Here the job is to retype the data word for word while leaving the pictures aside.

==================================================

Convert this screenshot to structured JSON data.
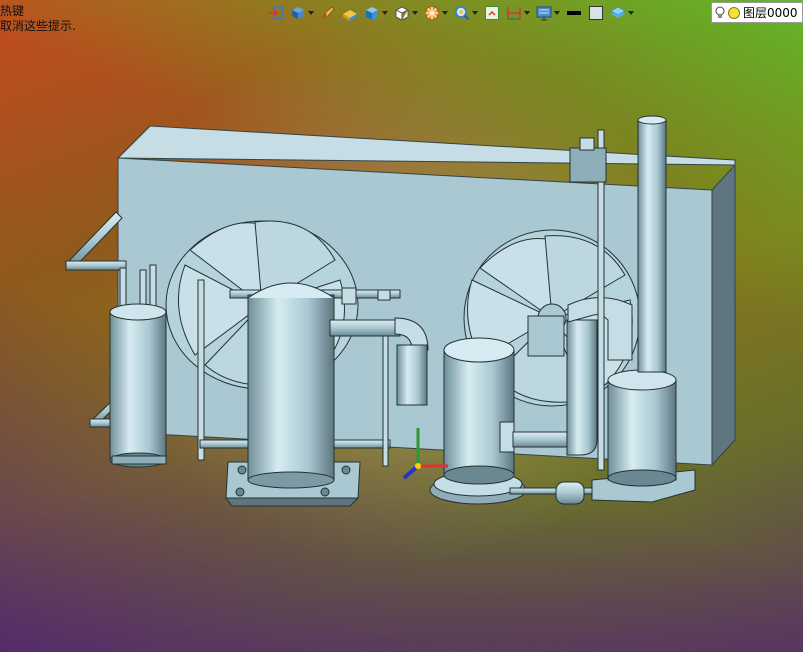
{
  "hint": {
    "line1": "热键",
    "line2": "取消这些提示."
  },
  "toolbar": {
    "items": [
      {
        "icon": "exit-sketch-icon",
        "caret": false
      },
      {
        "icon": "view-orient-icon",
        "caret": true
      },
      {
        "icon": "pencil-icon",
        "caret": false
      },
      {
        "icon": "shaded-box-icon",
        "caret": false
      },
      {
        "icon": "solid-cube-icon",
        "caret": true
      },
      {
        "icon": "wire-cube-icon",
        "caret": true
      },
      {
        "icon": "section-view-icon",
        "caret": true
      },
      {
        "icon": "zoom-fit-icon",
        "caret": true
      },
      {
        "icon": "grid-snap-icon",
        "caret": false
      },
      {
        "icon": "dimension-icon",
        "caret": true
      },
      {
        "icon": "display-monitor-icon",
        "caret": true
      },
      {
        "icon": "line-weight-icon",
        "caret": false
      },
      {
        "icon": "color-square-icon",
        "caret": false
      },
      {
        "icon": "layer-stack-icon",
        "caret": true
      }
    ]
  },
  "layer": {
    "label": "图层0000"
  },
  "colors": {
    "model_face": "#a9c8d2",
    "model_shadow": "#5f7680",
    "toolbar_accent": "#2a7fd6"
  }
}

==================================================

EXERCISE ANSWER
Convert this screenshot to structured JSON data.
{
  "hint": {
    "line1": "热键",
    "line2": "取消这些提示."
  },
  "toolbar": {
    "items": [
      {
        "icon": "exit-sketch-icon",
        "caret": false
      },
      {
        "icon": "view-orient-icon",
        "caret": true
      },
      {
        "icon": "pencil-icon",
        "caret": false
      },
      {
        "icon": "shaded-box-icon",
        "caret": false
      },
      {
        "icon": "solid-cube-icon",
        "caret": true
      },
      {
        "icon": "wire-cube-icon",
        "caret": true
      },
      {
        "icon": "section-view-icon",
        "caret": true
      },
      {
        "icon": "zoom-fit-icon",
        "caret": true
      },
      {
        "icon": "grid-snap-icon",
        "caret": false
      },
      {
        "icon": "dimension-icon",
        "caret": true
      },
      {
        "icon": "display-monitor-icon",
        "caret": true
      },
      {
        "icon": "line-weight-icon",
        "caret": false
      },
      {
        "icon": "color-square-icon",
        "caret": false
      },
      {
        "icon": "layer-stack-icon",
        "caret": true
      }
    ]
  },
  "layer": {
    "label": "图层0000"
  },
  "colors": {
    "model_face": "#a9c8d2",
    "model_shadow": "#5f7680",
    "toolbar_accent": "#2a7fd6"
  }
}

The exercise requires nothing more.